The closure of the Augusta Mental Health Institute 15 years in the past this weekend was supposed to be a symbolic end to a protracted and regularly sordid chapter in the nation’s treatment of the mentally unwell.
A new psychiatric facility, Riverview, was built to house the maximum acute sufferers, never extra than a hundred and handiest temporarily. The relaxation might stay inside the network with a promise that the nation might provide resources tailored to their person needs.
But 12 months after 12 months, Maine has did not make good on its promise.
“Are we better off than we were while AMHI became running? Yes. People aren’t dying in institutions,” said Jenna Mehnert, executive director of the National Alliance on Mental Illness of Maine. “But will we have any form of complete network intellectual health device that meets people in which they’re at and gets their existence lower back on the route? I assume, no, we don’t.”
Maine’s present-day gadget for treating the mentally sick changed into forged out of a landmark 1990 court selection, called the consent decree, that settled a class motion lawsuit added on behalf of approximately 300 AMHI sufferers after a series of deaths inside the summer time of 1988. The facility changed into taken into consideration overcrowded even then, however at its peak AMHI housed greater than 1,800 patients. The 99-page decree lays out in detail a hard and fast of standards for the country to observe in treating the mentally sick, prioritizing affected person rights and offerings in the least restrictive to be had the setting and the usage of hospitalization as a final resort.
But the consent decree becomes in no way a magic bullet. It doesn’t mandate any investment or even ensure person get admission to services.

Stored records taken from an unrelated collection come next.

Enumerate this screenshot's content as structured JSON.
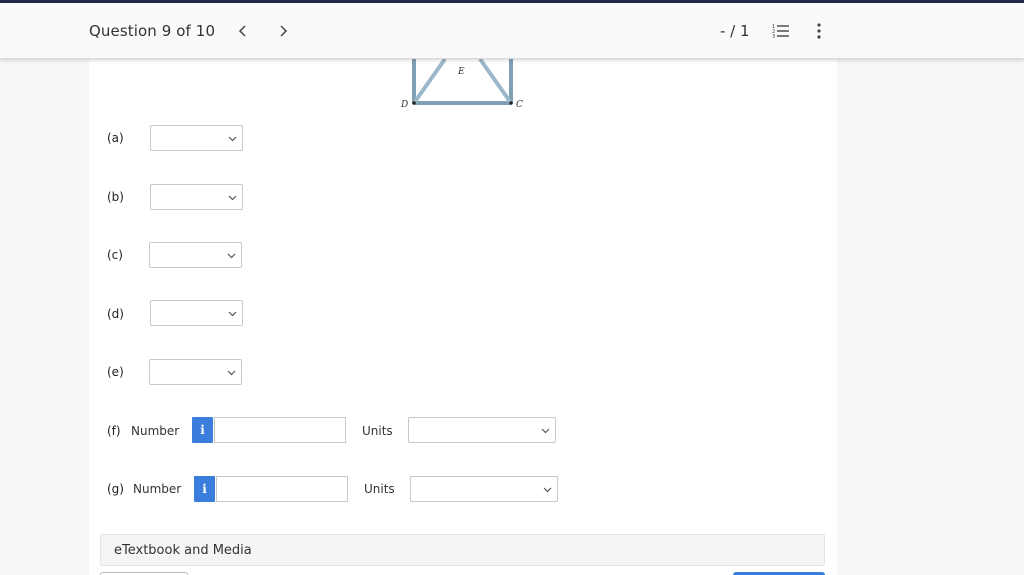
{
  "header": {
    "question_label": "Question 9 of 10",
    "score": "- / 1"
  },
  "figure": {
    "label_D": "D",
    "label_E": "E",
    "label_C": "C"
  },
  "parts": [
    {
      "label": "(a)"
    },
    {
      "label": "(b)"
    },
    {
      "label": "(c)"
    },
    {
      "label": "(d)"
    },
    {
      "label": "(e)"
    },
    {
      "label": "(f)",
      "number_label": "Number",
      "info": "i",
      "units_label": "Units",
      "number_value": ""
    },
    {
      "label": "(g)",
      "number_label": "Number",
      "info": "i",
      "units_label": "Units",
      "number_value": ""
    }
  ],
  "etextbook": {
    "label": "eTextbook and Media"
  },
  "colors": {
    "accent": "#3b7ddd",
    "truss": "#7ea0b5",
    "top_bar": "#1f2a44"
  },
  "icons": {
    "prev": "chevron-left-icon",
    "next": "chevron-right-icon",
    "list": "list-icon",
    "menu": "more-vertical-icon"
  }
}
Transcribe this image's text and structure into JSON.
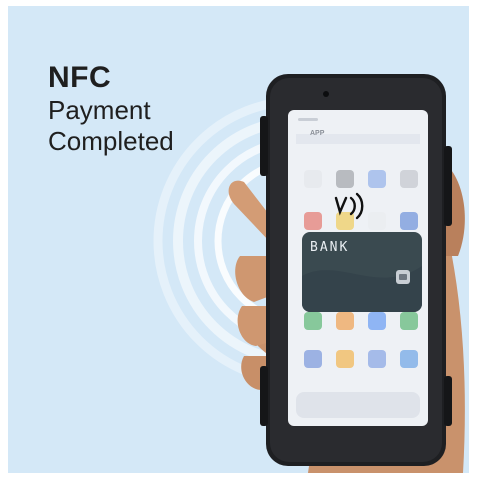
{
  "headline": {
    "title": "NFC",
    "line2": "Payment",
    "line3": "Completed"
  },
  "phone": {
    "app_tab": "APP",
    "card_label": "BANK"
  },
  "icons": [
    "nfc-signal-icon",
    "wallet-icon",
    "wireless-waves-icon"
  ],
  "colors": {
    "background": "#d4e8f7",
    "phone_body": "#1e1f22",
    "card": "#3a4a50",
    "text": "#1f1f1f"
  }
}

“I assume the aspect that has been missing is get admission to offerings in the community,” stated Daniel Wathen, the previous Maine Supreme Judicial Court chief justice who serves as “court docket grasp,” because of this he video display units whether or not the state is assembly the requirements. Many instances through the years, the state has fallen short.
Advocates and purchasers stated the screw ups can be tied to a fractured machine made worse with the aid of geography, in addition to a lack of urgency to deal with the trouble.
As currently as 2013, Maine certainly spent more consistent with capita on mental fitness services than any other kingdom, and more than twice what it spent per capita in 2004, in step with the Kaiser Family Foundation, a nonprofit health care research organization.
But that can be attributed to 2 matters: Many of Maine’s mentally unwell have better service wishes and much greater are becoming offerings ordinarily in jails and emergency rooms, which might be far more high-priced.
More recently, overall intellectual health spending accelerated every 12 months from $588 million in 2012 to $641 million in 2016 however has fallen the last years and now stands at $603 million. At equal time, the number of humans being served has multiplied.
“We have defaulted our mental health offerings to law enforcement,” stated Cathy Breen, a state senator from Falmouth. “The machine we’ve now isn’t treatment, it’s disaster control. You shouldn’t dedicate against the law to get treatment.”
Breen has two views on the problem, one as chair of the Legislature’s budget-writing committee and the opposite as a client. She and her husband have been navigating the device for years on behalf of their person daughter, who has schizophrenia. It hasn’t been clean, she said, and their own family has assets. She thinks frequently of the ones who don’t.
Mental illness is an extensive class of diagnoses that consists of personality issues, tension, and melancholy and additionally put up-annoying pressure ailment, consuming issues and substance use disease. As many as 1 in 5 adults have an intellectual illness. Last year, approximately one hundred fifteen,000 Mainers were receiving a few levels of intellectual health services.
Serious mental contamination is any ailment that consequences in functional impairment that substantially interferes with or limits one or more fundamental life activities, in keeping with the National Institute of Mental Health. This includes schizophrenia, bipolar ailment, and severe depression. About 4.5 percentage of the adult population has a serious intellectual illness. That translates to more than forty,000 people in Maine, although best about 12,000 qualify for full intellectual health advantages below MaineCare, a number that dropped after the LePage administration modified eligibility requirements.
The Portland Press Herald/Maine Sunday Telegram asked an interview with Maine Department of Health and Human Services Commissioner Jeanne Lambrew several times over the past two weeks but became told via branch spokeswoman Jackie Farwell past due remaining week that Lambrew turned into not available. Farwell did solution written questions and provide an announcement that stated an inner evaluate of mental health services is underway.
“While greater have to be finished to enhance prevention efforts, the transport of care in our communities and remedy for the ones in the disaster, we’re prepared to transport beyond the consent decree to pursue that work,” the announcement examine.
Last month, lawmakers passed a bill Breen wrote that creates an operating organization to have a look at Maine’s mental fitness gadget and come up with a plan for reform by using December.
Still, the biennial budget that changed into approved Friday night by means of the Legislature doesn’t encompass any sizable additional investment for mental fitness. And lawmakers postponed movement till subsequent year on an invoice that might have all started to unwind the almost 30-year-vintage decree and create a mechanism via law to make sure offerings.